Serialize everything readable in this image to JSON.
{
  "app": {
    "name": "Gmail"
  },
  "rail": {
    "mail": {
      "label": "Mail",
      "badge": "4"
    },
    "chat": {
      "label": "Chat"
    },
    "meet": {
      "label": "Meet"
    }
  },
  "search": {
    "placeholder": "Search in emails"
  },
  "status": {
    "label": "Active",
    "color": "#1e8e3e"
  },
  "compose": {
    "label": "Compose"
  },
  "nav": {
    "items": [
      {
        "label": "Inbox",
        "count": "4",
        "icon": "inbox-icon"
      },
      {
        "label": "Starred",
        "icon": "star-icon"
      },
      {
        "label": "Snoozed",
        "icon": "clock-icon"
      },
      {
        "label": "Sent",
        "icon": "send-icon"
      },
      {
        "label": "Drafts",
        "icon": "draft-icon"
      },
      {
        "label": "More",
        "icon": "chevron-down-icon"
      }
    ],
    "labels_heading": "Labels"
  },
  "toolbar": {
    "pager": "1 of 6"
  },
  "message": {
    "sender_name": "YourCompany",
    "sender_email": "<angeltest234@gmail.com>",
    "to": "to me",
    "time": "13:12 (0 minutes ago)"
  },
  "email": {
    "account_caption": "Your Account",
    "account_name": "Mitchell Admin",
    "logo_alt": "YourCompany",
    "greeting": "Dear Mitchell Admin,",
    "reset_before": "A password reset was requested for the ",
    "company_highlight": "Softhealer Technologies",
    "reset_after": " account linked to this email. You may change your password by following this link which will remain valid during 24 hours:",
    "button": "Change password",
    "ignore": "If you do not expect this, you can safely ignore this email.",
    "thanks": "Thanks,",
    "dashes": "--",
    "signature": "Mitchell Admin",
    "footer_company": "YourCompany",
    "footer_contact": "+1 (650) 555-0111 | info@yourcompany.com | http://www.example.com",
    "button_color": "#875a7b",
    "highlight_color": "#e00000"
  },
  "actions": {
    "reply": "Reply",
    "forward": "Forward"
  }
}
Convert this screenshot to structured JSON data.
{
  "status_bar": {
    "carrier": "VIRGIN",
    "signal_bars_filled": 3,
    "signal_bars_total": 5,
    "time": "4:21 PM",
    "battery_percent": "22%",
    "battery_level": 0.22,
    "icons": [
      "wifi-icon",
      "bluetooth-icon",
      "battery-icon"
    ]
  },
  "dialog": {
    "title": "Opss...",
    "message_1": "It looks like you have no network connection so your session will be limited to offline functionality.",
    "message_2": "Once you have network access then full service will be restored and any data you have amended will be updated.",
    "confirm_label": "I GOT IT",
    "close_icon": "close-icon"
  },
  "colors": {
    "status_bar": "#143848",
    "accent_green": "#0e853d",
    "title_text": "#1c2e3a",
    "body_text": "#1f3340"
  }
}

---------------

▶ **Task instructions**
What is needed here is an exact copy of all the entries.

▶ **Worked solution**
Serialize everything readable in this image to JSON.
{
  "app": {
    "name": "Gmail"
  },
  "rail": {
    "mail": {
      "label": "Mail",
      "badge": "4"
    },
    "chat": {
      "label": "Chat"
    },
    "meet": {
      "label": "Meet"
    }
  },
  "search": {
    "placeholder": "Search in emails"
  },
  "status": {
    "label": "Active",
    "color": "#1e8e3e"
  },
  "compose": {
    "label": "Compose"
  },
  "nav": {
    "items": [
      {
        "label": "Inbox",
        "count": "4",
        "icon": "inbox-icon"
      },
      {
        "label": "Starred",
        "icon": "star-icon"
      },
      {
        "label": "Snoozed",
        "icon": "clock-icon"
      },
      {
        "label": "Sent",
        "icon": "send-icon"
      },
      {
        "label": "Drafts",
        "icon": "draft-icon"
      },
      {
        "label": "More",
        "icon": "chevron-down-icon"
      }
    ],
    "labels_heading": "Labels"
  },
  "toolbar": {
    "pager": "1 of 6"
  },
  "message": {
    "sender_name": "YourCompany",
    "sender_email": "<angeltest234@gmail.com>",
    "to": "to me",
    "time": "13:12 (0 minutes ago)"
  },
  "email": {
    "account_caption": "Your Account",
    "account_name": "Mitchell Admin",
    "logo_alt": "YourCompany",
    "greeting": "Dear Mitchell Admin,",
    "reset_before": "A password reset was requested for the ",
    "company_highlight": "Softhealer Technologies",
    "reset_after": " account linked to this email. You may change your password by following this link which will remain valid during 24 hours:",
    "button": "Change password",
    "ignore": "If you do not expect this, you can safely ignore this email.",
    "thanks": "Thanks,",
    "dashes": "--",
    "signature": "Mitchell Admin",
    "footer_company": "YourCompany",
    "footer_contact": "+1 (650) 555-0111 | info@yourcompany.com | http://www.example.com",
    "button_color": "#875a7b",
    "highlight_color": "#e00000"
  },
  "actions": {
    "reply": "Reply",
    "forward": "Forward"
  }
}
Convert this screenshot to structured JSON data.
{
  "status_bar": {
    "carrier": "VIRGIN",
    "signal_bars_filled": 3,
    "signal_bars_total": 5,
    "time": "4:21 PM",
    "battery_percent": "22%",
    "battery_level": 0.22,
    "icons": [
      "wifi-icon",
      "bluetooth-icon",
      "battery-icon"
    ]
  },
  "dialog": {
    "title": "Opss...",
    "message_1": "It looks like you have no network connection so your session will be limited to offline functionality.",
    "message_2": "Once you have network access then full service will be restored and any data you have amended will be updated.",
    "confirm_label": "I GOT IT",
    "close_icon": "close-icon"
  },
  "colors": {
    "status_bar": "#143848",
    "accent_green": "#0e853d",
    "title_text": "#1c2e3a",
    "body_text": "#1f3340"
  }
}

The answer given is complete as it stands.